KUALA LUMPUR (Feb 7): Chinese buyers are not expected to drive up Malaysian house prices as most of them regard their property purchases in the country as long-term investments while the capital controls by the Chinese government will curb their overseas activities, said property consultancy firm Knight Frank Malaysia.
“We have seen certain markets around the world targeted by the Chinese buyers for various reasons — diversification, second homes, children’s education, wealth preservation, etc. In certain places like Vancouver, Hong Kong, Sydney, Melbourne and London, these have been the markets where we can see a lot of Chinese investors.

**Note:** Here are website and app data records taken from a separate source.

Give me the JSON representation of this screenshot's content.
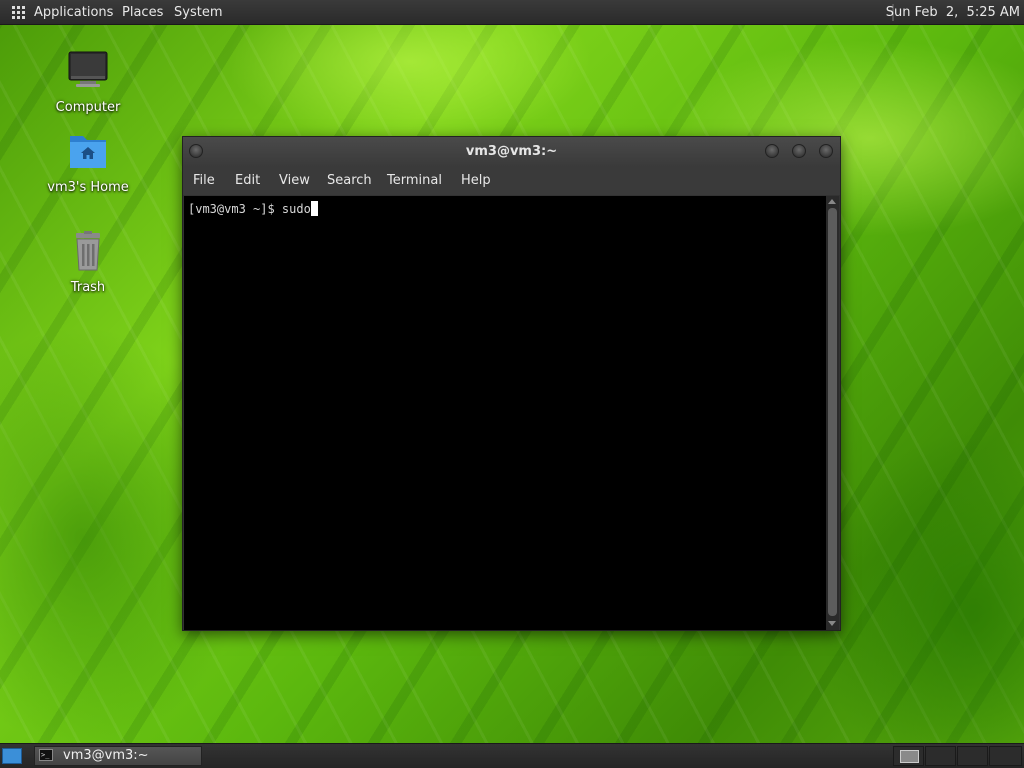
{
  "top_panel": {
    "menus": [
      "Applications",
      "Places",
      "System"
    ],
    "clock": "Sun Feb  2,  5:25 AM"
  },
  "desktop": {
    "icons": [
      {
        "label": "Computer",
        "icon": "computer-icon"
      },
      {
        "label": "vm3's Home",
        "icon": "home-folder-icon"
      },
      {
        "label": "Trash",
        "icon": "trash-icon"
      }
    ]
  },
  "terminal_window": {
    "title": "vm3@vm3:~",
    "menu": [
      "File",
      "Edit",
      "View",
      "Search",
      "Terminal",
      "Help"
    ],
    "prompt": "[vm3@vm3 ~]$ ",
    "typed": "sudo"
  },
  "bottom_panel": {
    "tasks": [
      {
        "label": "vm3@vm3:~",
        "icon": "terminal-icon"
      }
    ],
    "workspaces": 4,
    "active_workspace": 1
  },
  "colors": {
    "panel": "#2e2e2e",
    "terminal_bg": "#000000",
    "accent_blue": "#3b8fd8",
    "wallpaper_green": "#6cc814"
  }
}
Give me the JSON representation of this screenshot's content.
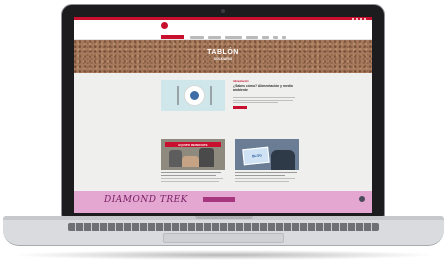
{
  "page": {
    "hero_title": "TABLÓN",
    "hero_subtitle": "SOLIDARIO"
  },
  "featured": {
    "category": "Alimentación",
    "title": "¿Sabes cómo? Alimentación y medio ambiente"
  },
  "cards": [
    {
      "banner": "EQUIPO REINICIATE"
    },
    {
      "sign": "BLOG"
    }
  ],
  "promo": {
    "title": "DIAMOND TREK"
  },
  "icons": {
    "social": [
      "facebook-icon",
      "twitter-icon",
      "instagram-icon",
      "youtube-icon"
    ],
    "logo": "logo-icon"
  },
  "colors": {
    "brand_red": "#c8102e",
    "promo_pink": "#e4a7d2",
    "promo_text": "#7a2064"
  }
}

“[However], in China, there are capital controls in place at the moment. That’s impacting some outbound activities, especially on the developers and institutions level. Even on the individual level, it is challenging and more difficult to get their money out. So in the short-term, the capital controls will probably keep a lot of the capital in China to a certain extent,” Knight Frank Asia-Pacific head of research Nicholas Holt told reporters at the launch of two research reports on Chinese investment trends across the Asia Pacific today.
“Generally, we don’t really see this happening yet. I think there are more Chinese [buyers] coming into Malaysia looking for long-term investment instead of speculating — buy and go in three or five years’ time. Some of them even come for the education of their children, so it is from a totally different point they look at Malaysia,” added Knight Frank Malaysia executive director of Capital Markets Allan Sim.
Sim noted that even China’s property developers are holding a long-term view on Malaysia’s real estate market.
Looking into 2018 and beyond, Knight Frank Malaysia expects Chinese developers to seek opportunities in the Malaysian real estate sector, particularly in industrial-driven township developments as China’s Belt and Road Initiative (BRI) is expected to bring more capital inflow into the local market.
“Four of the top 10 Chinese developers by contracted sales value in 2017 have made inroads onto the Malaysia property market, including Country Garden Group, China Vanke, Greenland Group and China Overseas Land & Investment.
“Among the rest who haven’t ventured into Malaysia, China Fortune Land Development and Greentown China have indicated interest in the industry, including the Bandar Malaysia development,” said Sim.
Although the Chinese developers will bring in more competition for local players, there will be more benefits for the local property industry over the long run.
“In whatever sets we are talking about, when there more investments come in, that’s going to bring more competition. But more competition, for the consumer and economy in general, is a good thing as people will up their game, there are opportunities for knowledge transfer and open up opportunity for bilateral two-way trade and investment,” said Holt.
Sim added: “We should look at a more holistic view, just look at what they can bring in besides their core businesses. They can bring in big manufacturing firms, which are already starting to come into Malaysia, but we don’t give them credit on that. All these things will take time for all of us to realise that there could be long-term benefits.”